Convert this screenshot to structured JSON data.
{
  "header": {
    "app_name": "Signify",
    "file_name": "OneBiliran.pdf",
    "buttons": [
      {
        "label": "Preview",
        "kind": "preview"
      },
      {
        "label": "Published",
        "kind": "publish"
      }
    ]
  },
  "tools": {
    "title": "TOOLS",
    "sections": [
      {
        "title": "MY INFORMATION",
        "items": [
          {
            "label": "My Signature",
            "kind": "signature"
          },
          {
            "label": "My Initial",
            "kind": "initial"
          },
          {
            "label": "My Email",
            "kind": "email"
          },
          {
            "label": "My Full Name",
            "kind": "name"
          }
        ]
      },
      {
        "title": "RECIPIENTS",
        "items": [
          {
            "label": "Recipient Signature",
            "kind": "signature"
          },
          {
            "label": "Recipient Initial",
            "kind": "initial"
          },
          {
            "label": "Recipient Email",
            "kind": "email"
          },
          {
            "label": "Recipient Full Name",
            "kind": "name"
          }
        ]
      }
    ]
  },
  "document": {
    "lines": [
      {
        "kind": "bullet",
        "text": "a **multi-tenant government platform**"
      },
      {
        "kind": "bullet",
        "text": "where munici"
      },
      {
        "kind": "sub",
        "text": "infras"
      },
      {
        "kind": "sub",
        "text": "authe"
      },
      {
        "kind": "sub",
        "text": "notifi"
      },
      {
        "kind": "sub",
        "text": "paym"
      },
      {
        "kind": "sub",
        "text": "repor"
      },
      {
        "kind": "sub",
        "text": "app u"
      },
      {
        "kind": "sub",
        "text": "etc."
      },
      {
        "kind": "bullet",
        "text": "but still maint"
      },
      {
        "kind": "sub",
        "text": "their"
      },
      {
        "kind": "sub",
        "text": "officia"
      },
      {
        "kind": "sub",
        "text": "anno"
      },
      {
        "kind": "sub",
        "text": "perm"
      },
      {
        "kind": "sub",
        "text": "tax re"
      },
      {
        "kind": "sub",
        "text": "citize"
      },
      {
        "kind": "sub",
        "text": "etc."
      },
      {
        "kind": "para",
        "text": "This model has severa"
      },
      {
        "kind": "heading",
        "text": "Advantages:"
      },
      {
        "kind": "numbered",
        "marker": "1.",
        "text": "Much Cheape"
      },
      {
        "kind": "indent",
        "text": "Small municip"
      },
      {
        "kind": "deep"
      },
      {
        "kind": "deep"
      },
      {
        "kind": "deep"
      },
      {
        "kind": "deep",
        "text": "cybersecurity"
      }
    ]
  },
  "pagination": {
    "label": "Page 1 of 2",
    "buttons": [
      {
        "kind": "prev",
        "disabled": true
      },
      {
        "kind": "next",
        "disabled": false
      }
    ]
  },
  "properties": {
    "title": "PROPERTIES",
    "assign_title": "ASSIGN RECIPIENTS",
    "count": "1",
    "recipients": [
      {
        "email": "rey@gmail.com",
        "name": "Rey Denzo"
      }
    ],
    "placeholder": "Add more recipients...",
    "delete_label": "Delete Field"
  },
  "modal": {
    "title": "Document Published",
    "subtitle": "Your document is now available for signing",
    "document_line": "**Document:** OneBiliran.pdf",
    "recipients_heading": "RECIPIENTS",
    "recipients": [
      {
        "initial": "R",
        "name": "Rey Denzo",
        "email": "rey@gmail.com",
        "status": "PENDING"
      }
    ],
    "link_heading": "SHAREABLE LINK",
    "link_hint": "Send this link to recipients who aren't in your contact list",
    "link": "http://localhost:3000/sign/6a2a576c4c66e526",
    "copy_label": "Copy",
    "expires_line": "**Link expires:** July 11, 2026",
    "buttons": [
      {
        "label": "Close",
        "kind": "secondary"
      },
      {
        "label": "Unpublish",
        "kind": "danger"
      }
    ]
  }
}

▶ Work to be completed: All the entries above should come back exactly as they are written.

▶ Response to this task:
Convert this screenshot to structured JSON data.
{
  "header": {
    "app_name": "Signify",
    "file_name": "OneBiliran.pdf",
    "buttons": [
      {
        "label": "Preview",
        "kind": "preview"
      },
      {
        "label": "Published",
        "kind": "publish"
      }
    ]
  },
  "tools": {
    "title": "TOOLS",
    "sections": [
      {
        "title": "MY INFORMATION",
        "items": [
          {
            "label": "My Signature",
            "kind": "signature"
          },
          {
            "label": "My Initial",
            "kind": "initial"
          },
          {
            "label": "My Email",
            "kind": "email"
          },
          {
            "label": "My Full Name",
            "kind": "name"
          }
        ]
      },
      {
        "title": "RECIPIENTS",
        "items": [
          {
            "label": "Recipient Signature",
            "kind": "signature"
          },
          {
            "label": "Recipient Initial",
            "kind": "initial"
          },
          {
            "label": "Recipient Email",
            "kind": "email"
          },
          {
            "label": "Recipient Full Name",
            "kind": "name"
          }
        ]
      }
    ]
  },
  "document": {
    "lines": [
      {
        "kind": "bullet",
        "text": "a **multi-tenant government platform**"
      },
      {
        "kind": "bullet",
        "text": "where munici"
      },
      {
        "kind": "sub",
        "text": "infras"
      },
      {
        "kind": "sub",
        "text": "authe"
      },
      {
        "kind": "sub",
        "text": "notifi"
      },
      {
        "kind": "sub",
        "text": "paym"
      },
      {
        "kind": "sub",
        "text": "repor"
      },
      {
        "kind": "sub",
        "text": "app u"
      },
      {
        "kind": "sub",
        "text": "etc."
      },
      {
        "kind": "bullet",
        "text": "but still maint"
      },
      {
        "kind": "sub",
        "text": "their"
      },
      {
        "kind": "sub",
        "text": "officia"
      },
      {
        "kind": "sub",
        "text": "anno"
      },
      {
        "kind": "sub",
        "text": "perm"
      },
      {
        "kind": "sub",
        "text": "tax re"
      },
      {
        "kind": "sub",
        "text": "citize"
      },
      {
        "kind": "sub",
        "text": "etc."
      },
      {
        "kind": "para",
        "text": "This model has severa"
      },
      {
        "kind": "heading",
        "text": "Advantages:"
      },
      {
        "kind": "numbered",
        "marker": "1.",
        "text": "Much Cheape"
      },
      {
        "kind": "indent",
        "text": "Small municip"
      },
      {
        "kind": "deep"
      },
      {
        "kind": "deep"
      },
      {
        "kind": "deep"
      },
      {
        "kind": "deep",
        "text": "cybersecurity"
      }
    ]
  },
  "pagination": {
    "label": "Page 1 of 2",
    "buttons": [
      {
        "kind": "prev",
        "disabled": true
      },
      {
        "kind": "next",
        "disabled": false
      }
    ]
  },
  "properties": {
    "title": "PROPERTIES",
    "assign_title": "ASSIGN RECIPIENTS",
    "count": "1",
    "recipients": [
      {
        "email": "rey@gmail.com",
        "name": "Rey Denzo"
      }
    ],
    "placeholder": "Add more recipients...",
    "delete_label": "Delete Field"
  },
  "modal": {
    "title": "Document Published",
    "subtitle": "Your document is now available for signing",
    "document_line": "**Document:** OneBiliran.pdf",
    "recipients_heading": "RECIPIENTS",
    "recipients": [
      {
        "initial": "R",
        "name": "Rey Denzo",
        "email": "rey@gmail.com",
        "status": "PENDING"
      }
    ],
    "link_heading": "SHAREABLE LINK",
    "link_hint": "Send this link to recipients who aren't in your contact list",
    "link": "http://localhost:3000/sign/6a2a576c4c66e526",
    "copy_label": "Copy",
    "expires_line": "**Link expires:** July 11, 2026",
    "buttons": [
      {
        "label": "Close",
        "kind": "secondary"
      },
      {
        "label": "Unpublish",
        "kind": "danger"
      }
    ]
  }
}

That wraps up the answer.